“Dan, I’ll give you three reasons,” he said. “First, you do it because you made a promise to God at their baptism. You accepted the responsibility to be their primary teacher of God’s word and you asked a community of believers to support you in that. Second, you do it because Jesus asks you to do it. He instructed us all to “do this in memory of me” – there is no more important foundation to our faith than the Eucharist. And third, you love those girls unconditionally and you know that ultimately they don’t belong to you. Rather you are simply their caretaker with the important responsibility for making sure they know who they are and whose they are. You do it because you want them to have every special and unique blessings God has in store for them.”
“But Father,” I exclaimed, “what of the fighting, the screaming, the dress selection? What of the Cheerios!”
My priest friend smiled. “Dan, He doesn’t ask for perfection, He simply asks for your genuine effort. He wants you to bring the messiness of life to Him so that He can grant you His pardon and His peace. The important thing is that you get there and you get them there. So don’t sweat it.”
Pope Benedict XVI has proclaimed a Year of Faithto awaken Catholics around the world to deepen our relationship with God and live as joyful witnesses to the Gospel.
From October 11, 2012, to November 24, 2013, we are called to prayer, study, outreach, and evangelization so that the name of Jesus Christ will be known and loved throughout the world. The beginning of this special year coincides with the fiftieth anniversary of the opening of the Second Vatican Council, and the twentieth anniversary of the promulgation of the Catechism of the Catholic Church.
Please join with all members of the Church.
Prayer for the Year of Faith

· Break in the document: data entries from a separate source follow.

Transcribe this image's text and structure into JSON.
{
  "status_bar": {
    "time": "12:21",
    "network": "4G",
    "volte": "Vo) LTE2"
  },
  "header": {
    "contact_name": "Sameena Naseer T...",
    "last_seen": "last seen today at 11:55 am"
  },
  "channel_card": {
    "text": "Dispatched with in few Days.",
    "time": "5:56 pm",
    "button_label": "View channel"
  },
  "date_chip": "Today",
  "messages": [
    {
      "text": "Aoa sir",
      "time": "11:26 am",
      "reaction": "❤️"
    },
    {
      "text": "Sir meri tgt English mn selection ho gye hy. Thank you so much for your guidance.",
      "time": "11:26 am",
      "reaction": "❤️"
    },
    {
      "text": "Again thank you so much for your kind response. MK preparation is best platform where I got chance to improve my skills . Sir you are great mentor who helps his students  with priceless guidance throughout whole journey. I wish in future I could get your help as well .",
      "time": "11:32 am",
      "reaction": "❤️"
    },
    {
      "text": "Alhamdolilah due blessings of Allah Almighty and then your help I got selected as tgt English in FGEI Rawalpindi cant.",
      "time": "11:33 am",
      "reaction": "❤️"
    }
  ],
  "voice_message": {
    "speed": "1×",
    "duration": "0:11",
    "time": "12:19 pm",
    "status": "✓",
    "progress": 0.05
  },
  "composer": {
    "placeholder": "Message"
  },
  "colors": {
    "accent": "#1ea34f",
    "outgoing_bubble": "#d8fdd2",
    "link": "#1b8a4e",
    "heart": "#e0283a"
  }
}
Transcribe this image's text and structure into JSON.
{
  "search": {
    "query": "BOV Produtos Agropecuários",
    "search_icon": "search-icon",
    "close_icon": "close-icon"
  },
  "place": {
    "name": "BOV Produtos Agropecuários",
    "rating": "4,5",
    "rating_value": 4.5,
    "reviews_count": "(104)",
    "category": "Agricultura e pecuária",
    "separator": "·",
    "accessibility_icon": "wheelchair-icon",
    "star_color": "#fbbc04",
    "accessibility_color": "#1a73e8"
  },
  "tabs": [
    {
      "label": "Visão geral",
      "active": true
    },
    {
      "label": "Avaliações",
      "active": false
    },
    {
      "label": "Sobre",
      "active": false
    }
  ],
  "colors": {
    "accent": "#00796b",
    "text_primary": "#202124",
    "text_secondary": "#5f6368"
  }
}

Heavenly Father, you give us the gift of faith to know and believe all you reveal through your Son, Jesus, and the Holy Spirit. May we live by these divine truths as members of the Holy Catholic Church and proclaim them joyfully to others with the witness of our lives. Through Christ our Lord. Amen.